• [Task requirements]: Lines below that include the word "name" should each be copied.

• [Records for the exercise]:
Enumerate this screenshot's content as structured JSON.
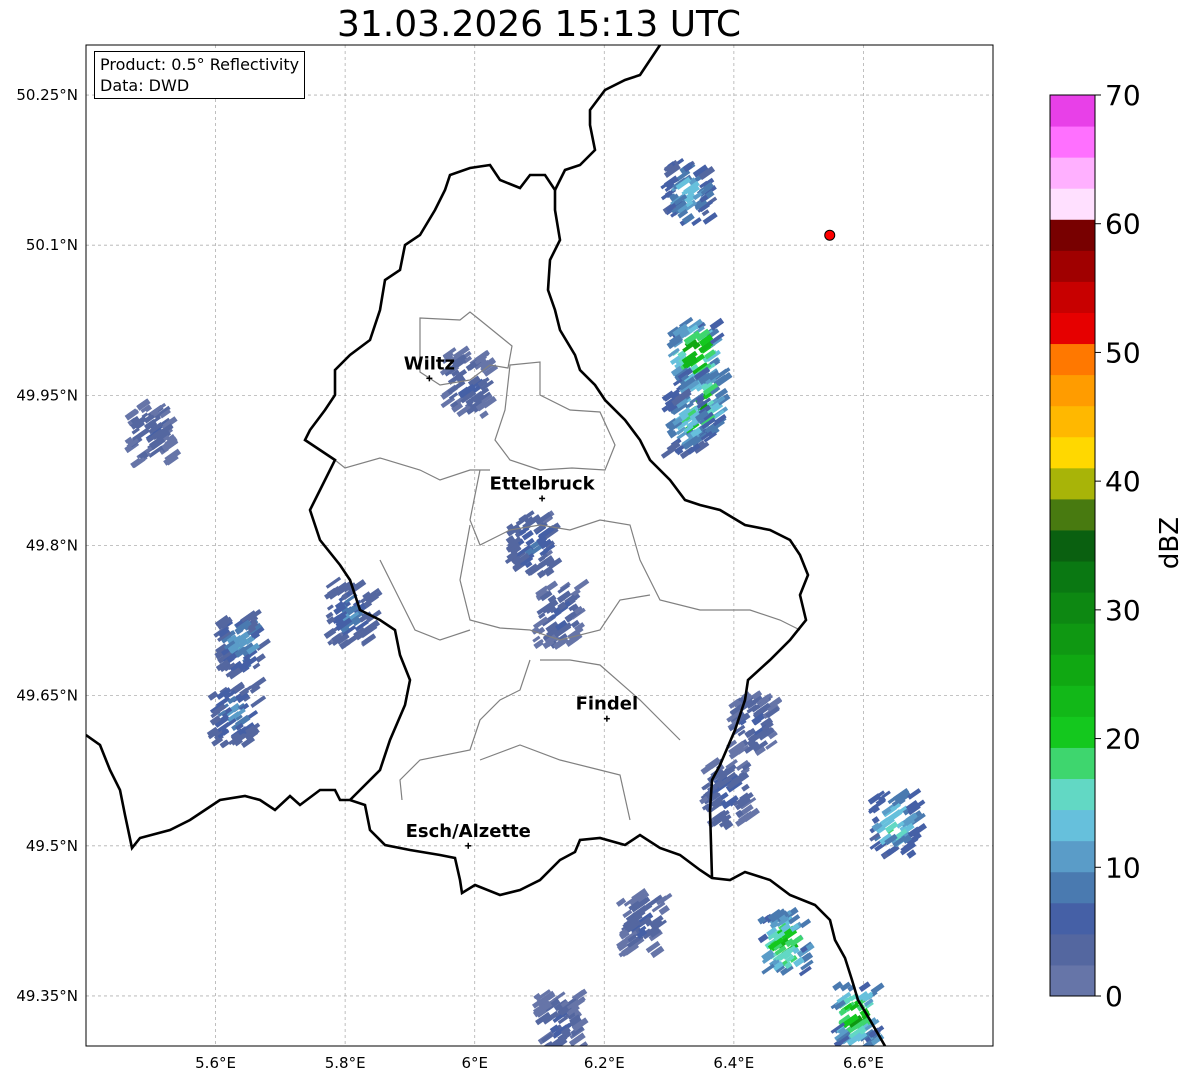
{
  "title": "31.03.2026 15:13 UTC",
  "info_box": {
    "product": "Product: 0.5° Reflectivity",
    "data": "Data: DWD"
  },
  "axes": {
    "lon_ticks": [
      "5.6°E",
      "5.8°E",
      "6°E",
      "6.2°E",
      "6.4°E",
      "6.6°E"
    ],
    "lat_ticks": [
      "50.25°N",
      "50.1°N",
      "49.95°N",
      "49.8°N",
      "49.65°N",
      "49.5°N",
      "49.35°N"
    ],
    "lon_values": [
      5.6,
      5.8,
      6.0,
      6.2,
      6.4,
      6.6
    ],
    "lat_values": [
      50.25,
      50.1,
      49.95,
      49.8,
      49.65,
      49.5,
      49.35
    ],
    "lon_range": [
      5.4,
      6.8
    ],
    "lat_range": [
      49.3,
      50.3
    ]
  },
  "colorbar": {
    "label": "dBZ",
    "ticks": [
      "0",
      "10",
      "20",
      "30",
      "40",
      "50",
      "60",
      "70"
    ],
    "range": [
      0,
      70
    ],
    "colors": [
      "#6675a8",
      "#5467a0",
      "#4560a6",
      "#4a7ab0",
      "#5a9cc8",
      "#66c0dc",
      "#62d8c4",
      "#3ed66e",
      "#14c81e",
      "#12b818",
      "#10a812",
      "#0f9812",
      "#0d8812",
      "#0a7812",
      "#0a6010",
      "#487a10",
      "#a8b408",
      "#ffd800",
      "#ffb800",
      "#ff9c00",
      "#ff7800",
      "#e60000",
      "#c80000",
      "#a00000",
      "#780000",
      "#ffe0ff",
      "#ffb0ff",
      "#ff70ff",
      "#e840e8"
    ]
  },
  "places": [
    {
      "name": "Wiltz",
      "lon": 5.93,
      "lat": 49.967
    },
    {
      "name": "Ettelbruck",
      "lon": 6.104,
      "lat": 49.847
    },
    {
      "name": "Findel",
      "lon": 6.204,
      "lat": 49.627
    },
    {
      "name": "Esch/Alzette",
      "lon": 5.99,
      "lat": 49.5
    }
  ],
  "radar_site": {
    "lon": 6.548,
    "lat": 50.11
  },
  "radar_cells": [
    {
      "lon": 6.32,
      "lat": 50.15,
      "dbz": 15
    },
    {
      "lon": 6.33,
      "lat": 49.99,
      "dbz": 28
    },
    {
      "lon": 6.34,
      "lat": 49.94,
      "dbz": 24
    },
    {
      "lon": 6.32,
      "lat": 49.92,
      "dbz": 16
    },
    {
      "lon": 6.08,
      "lat": 49.8,
      "dbz": 8
    },
    {
      "lon": 6.12,
      "lat": 49.73,
      "dbz": 6
    },
    {
      "lon": 5.8,
      "lat": 49.73,
      "dbz": 9
    },
    {
      "lon": 5.63,
      "lat": 49.7,
      "dbz": 12
    },
    {
      "lon": 5.62,
      "lat": 49.63,
      "dbz": 10
    },
    {
      "lon": 5.49,
      "lat": 49.91,
      "dbz": 5
    },
    {
      "lon": 6.64,
      "lat": 49.52,
      "dbz": 18
    },
    {
      "lon": 6.47,
      "lat": 49.4,
      "dbz": 24
    },
    {
      "lon": 6.58,
      "lat": 49.33,
      "dbz": 26
    },
    {
      "lon": 6.38,
      "lat": 49.55,
      "dbz": 7
    },
    {
      "lon": 6.25,
      "lat": 49.42,
      "dbz": 5
    },
    {
      "lon": 6.12,
      "lat": 49.32,
      "dbz": 5
    },
    {
      "lon": 6.42,
      "lat": 49.62,
      "dbz": 6
    },
    {
      "lon": 5.98,
      "lat": 49.96,
      "dbz": 6
    }
  ]
}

• [Result of this task]:
      "name": "Wiltz",
      "name": "Ettelbruck",
      "name": "Findel",
      "name": "Esch/Alzette",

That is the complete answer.